To analyze these data, AHRQ groups services into broad categories: hospital inpatient stays, emergency room visits, outpatient services (i.e., physician and non-physician office-based provider visits), prescribed medicine fills and refills, dental visits, home health care, and supplies and equipment. Dr. Banthin recognized these categories as less detailed than the categories used to analyze claims data, but said the level of detail is a function of the information collected. For instance, MEPS collects information on the reason for a visit, but it does not collect data on the type of provider.
Relevant Findings from MEPS
Next, Dr. Banthin described relevant trends in the 2001 through 2005 MEPS data. For these analyses, she considered individuals who live in families with high total OOP financial burden (i.e., spending 10 percent or more of their income on health care):
In addition to these findings, Dr. Banthin described the financial burden of individuals both with and without employer-sponsored insurance (ESI). Compared with the uninsured and individuals with ESI or public insurance, individuals with private non-group coverage spend significantly more of their income on total OOP expenses (see Figure 14-1). This result, Dr. Banthin said, is because the total OOP spending includes premiums. Comparatively, she said, the uninsured have a lower financial burden because they do not pay premiums and because “they may restrict their health care services in order to avoid having to pay out-of-pocket.” However, when Dr. Banthin separated the uninsured into those with a chronic condition and the uninsured without a chronic condition, the uninsured with a chronic condition had a much higher level of burden (27 percent vs. 9 percent, respectively).
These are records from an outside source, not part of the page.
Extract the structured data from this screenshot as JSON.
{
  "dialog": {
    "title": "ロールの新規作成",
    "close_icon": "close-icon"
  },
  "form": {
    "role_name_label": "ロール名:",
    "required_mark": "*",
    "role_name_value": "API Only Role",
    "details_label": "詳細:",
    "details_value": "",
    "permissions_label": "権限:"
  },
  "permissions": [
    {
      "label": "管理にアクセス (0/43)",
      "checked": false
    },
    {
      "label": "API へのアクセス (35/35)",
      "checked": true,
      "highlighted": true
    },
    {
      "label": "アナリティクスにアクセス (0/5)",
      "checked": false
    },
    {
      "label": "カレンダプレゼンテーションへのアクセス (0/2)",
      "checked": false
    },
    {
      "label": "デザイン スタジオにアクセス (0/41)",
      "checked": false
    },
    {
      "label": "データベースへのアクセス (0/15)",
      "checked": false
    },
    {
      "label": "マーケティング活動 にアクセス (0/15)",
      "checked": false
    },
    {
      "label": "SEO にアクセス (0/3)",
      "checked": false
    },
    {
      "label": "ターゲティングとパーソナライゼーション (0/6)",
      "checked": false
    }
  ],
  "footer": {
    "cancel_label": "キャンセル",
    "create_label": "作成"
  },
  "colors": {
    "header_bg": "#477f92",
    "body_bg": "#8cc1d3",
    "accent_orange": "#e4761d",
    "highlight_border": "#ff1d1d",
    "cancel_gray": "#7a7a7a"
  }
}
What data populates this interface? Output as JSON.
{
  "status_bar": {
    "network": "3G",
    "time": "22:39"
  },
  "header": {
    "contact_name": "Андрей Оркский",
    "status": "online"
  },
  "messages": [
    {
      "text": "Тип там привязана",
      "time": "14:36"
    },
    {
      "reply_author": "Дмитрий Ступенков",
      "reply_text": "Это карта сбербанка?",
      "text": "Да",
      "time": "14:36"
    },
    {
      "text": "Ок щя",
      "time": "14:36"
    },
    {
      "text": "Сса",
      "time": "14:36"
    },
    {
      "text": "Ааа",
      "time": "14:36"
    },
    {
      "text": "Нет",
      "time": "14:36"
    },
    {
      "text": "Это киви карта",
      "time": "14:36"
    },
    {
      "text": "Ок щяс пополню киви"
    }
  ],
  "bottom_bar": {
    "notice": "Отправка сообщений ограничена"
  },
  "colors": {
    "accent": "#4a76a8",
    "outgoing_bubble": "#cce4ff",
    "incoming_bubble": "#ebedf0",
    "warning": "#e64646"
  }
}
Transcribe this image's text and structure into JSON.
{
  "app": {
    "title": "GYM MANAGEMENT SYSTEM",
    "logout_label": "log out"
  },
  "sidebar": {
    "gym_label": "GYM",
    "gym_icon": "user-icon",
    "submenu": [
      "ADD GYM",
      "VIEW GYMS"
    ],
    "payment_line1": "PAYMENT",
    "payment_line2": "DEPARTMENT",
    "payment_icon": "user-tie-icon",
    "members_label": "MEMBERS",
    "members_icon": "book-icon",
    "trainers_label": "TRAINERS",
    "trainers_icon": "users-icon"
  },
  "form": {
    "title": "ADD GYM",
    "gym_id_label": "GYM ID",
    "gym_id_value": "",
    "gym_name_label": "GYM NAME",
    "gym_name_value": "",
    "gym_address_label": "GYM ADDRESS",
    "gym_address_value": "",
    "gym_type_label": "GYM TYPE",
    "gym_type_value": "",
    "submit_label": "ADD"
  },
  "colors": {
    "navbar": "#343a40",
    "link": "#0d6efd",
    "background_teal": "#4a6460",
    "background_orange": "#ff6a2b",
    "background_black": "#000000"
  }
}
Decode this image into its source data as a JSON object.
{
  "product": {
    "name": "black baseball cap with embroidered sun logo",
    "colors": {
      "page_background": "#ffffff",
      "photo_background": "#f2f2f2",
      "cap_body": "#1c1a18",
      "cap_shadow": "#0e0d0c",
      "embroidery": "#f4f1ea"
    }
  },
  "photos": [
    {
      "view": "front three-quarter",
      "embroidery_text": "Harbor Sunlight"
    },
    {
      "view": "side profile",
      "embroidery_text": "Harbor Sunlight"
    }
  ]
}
Committee member Mr. Michael Abroe noted that Figure 14-1 provides an apt opportunity to compare the private non-group insurance group with the uninsured group; both groups, he pointed out, are likely comprised of families without access to the ESI market. In 2005, 53 percent of families with private non-group insurance had a high financial burden, whereas in this same year, only 15 percent of uninsured families had a high financial burden. Mr. Abroe asked whether this 38 percent difference results from income differences between these two groups, because the uninsured individuals forego care, or because having insurance “induces” increased use of medical care. Dr. Banthin said all of his hypotheses likely factor into the 38 percent difference and cited research that explored the incomes and assets of people who did not have access to the ESI market (Bernard et al., 2009). People who purchased private non-group insurance “tend to have considerably higher wealth, even holding income constant,” she said. “But ignoring wealth for a minute, the uninsured definitely have lower incomes on average than the private non-group [individual],” and they use much less care (Bernard et al., 2009).
Committee member Mr. Schaeffer noted that the graph depicted in Figure 14-1 shows a distinct trend: the percent of families with a high financial burden increased from 2001 through 2003 and then decreased or remained steady from 2003 to 2005 (Banthin, 2011). Dr. Banthin commented that these trends are likely the result of trends in the MEPS data, which reflects activity in the economy.
Next, Dr. Banthin explored the distribution of OOP expenses for individuals with a “very high financial burden,” which she defined as spending more than 20 percent of family income on OOP health care expenses. In 2003, these individuals spent, on average, $1,528 in OOP expenses; approximately 50 percent was spent on